▸ WHAT IS BEING ASKED:
Restate all of the entries verbatim.

▸ MATERIAL PROVIDED:
* * * * *
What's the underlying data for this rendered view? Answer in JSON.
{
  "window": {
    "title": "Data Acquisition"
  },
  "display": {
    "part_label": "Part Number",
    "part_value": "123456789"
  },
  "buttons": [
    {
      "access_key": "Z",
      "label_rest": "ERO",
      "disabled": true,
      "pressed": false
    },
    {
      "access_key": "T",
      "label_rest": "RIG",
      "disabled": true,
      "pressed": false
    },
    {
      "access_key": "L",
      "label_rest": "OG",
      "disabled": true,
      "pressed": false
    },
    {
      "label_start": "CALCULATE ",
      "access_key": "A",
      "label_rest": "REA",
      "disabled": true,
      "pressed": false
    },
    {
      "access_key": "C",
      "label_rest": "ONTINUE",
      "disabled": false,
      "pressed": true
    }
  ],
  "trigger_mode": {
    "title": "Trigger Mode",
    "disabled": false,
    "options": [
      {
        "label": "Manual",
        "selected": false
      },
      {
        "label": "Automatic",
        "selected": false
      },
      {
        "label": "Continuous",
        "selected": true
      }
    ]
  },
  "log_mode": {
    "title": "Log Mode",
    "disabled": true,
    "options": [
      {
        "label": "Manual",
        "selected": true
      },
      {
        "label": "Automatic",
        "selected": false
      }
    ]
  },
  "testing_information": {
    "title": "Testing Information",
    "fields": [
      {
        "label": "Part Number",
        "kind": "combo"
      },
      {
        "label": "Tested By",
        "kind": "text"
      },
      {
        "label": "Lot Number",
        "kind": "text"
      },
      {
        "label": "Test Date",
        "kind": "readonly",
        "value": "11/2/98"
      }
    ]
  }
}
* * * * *
▸ OUTPUT OF THE EXERCISE:
What's the underlying data for this rendered view? Answer in JSON.
{
  "window": {
    "title": "Data Acquisition"
  },
  "display": {
    "part_label": "Part Number",
    "part_value": "123456789"
  },
  "buttons": [
    {
      "access_key": "Z",
      "label_rest": "ERO",
      "disabled": true,
      "pressed": false
    },
    {
      "access_key": "T",
      "label_rest": "RIG",
      "disabled": true,
      "pressed": false
    },
    {
      "access_key": "L",
      "label_rest": "OG",
      "disabled": true,
      "pressed": false
    },
    {
      "label_start": "CALCULATE ",
      "access_key": "A",
      "label_rest": "REA",
      "disabled": true,
      "pressed": false
    },
    {
      "access_key": "C",
      "label_rest": "ONTINUE",
      "disabled": false,
      "pressed": true
    }
  ],
  "trigger_mode": {
    "title": "Trigger Mode",
    "disabled": false,
    "options": [
      {
        "label": "Manual",
        "selected": false
      },
      {
        "label": "Automatic",
        "selected": false
      },
      {
        "label": "Continuous",
        "selected": true
      }
    ]
  },
  "log_mode": {
    "title": "Log Mode",
    "disabled": true,
    "options": [
      {
        "label": "Manual",
        "selected": true
      },
      {
        "label": "Automatic",
        "selected": false
      }
    ]
  },
  "testing_information": {
    "title": "Testing Information",
    "fields": [
      {
        "label": "Part Number",
        "kind": "combo"
      },
      {
        "label": "Tested By",
        "kind": "text"
      },
      {
        "label": "Lot Number",
        "kind": "text"
      },
      {
        "label": "Test Date",
        "kind": "readonly",
        "value": "11/2/98"
      }
    ]
  }
}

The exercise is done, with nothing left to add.